I liked the book until the ending

This is an easy book to listen to, filled with interesting details about a mother/daughter relationship that is not healthy. I think most women can relate at some level, as we all have thoughts about the 'enmeshment' we have experienced with our mothers - and most mother/daughter relationships are fraught at some or many points over time.

Without spoiling the end of the memoir, I'll say that there are very few very unhealthy parental relationships that apparently leave as few scars as this author's tale tells. It seemed Brodeur skimmed over any really hard parts for her, and focused on a story book ending that left me feeling doubtful about the honesty of the tale.

She is either incredibly resilient, or she wants to offer some promise to women that 'all will be well' if you just marry a 'healthy' person and go to therapy.

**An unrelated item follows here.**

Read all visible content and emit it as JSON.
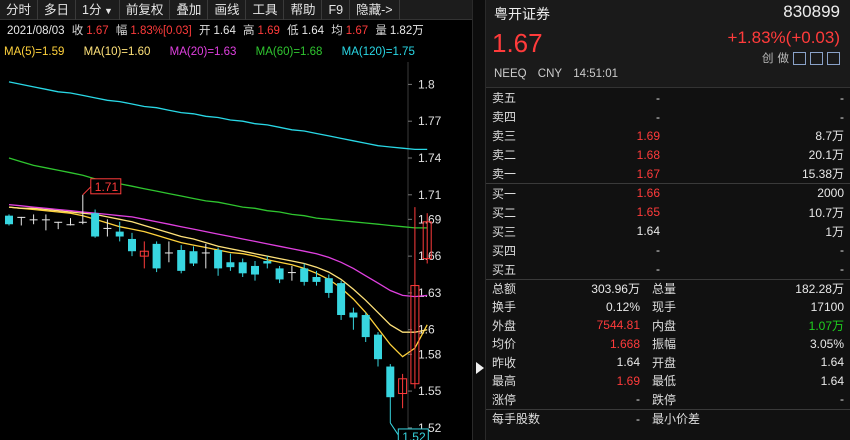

I've lived long enough to know those are not magic bullets - though such good fortune might help.

6 people found this helpful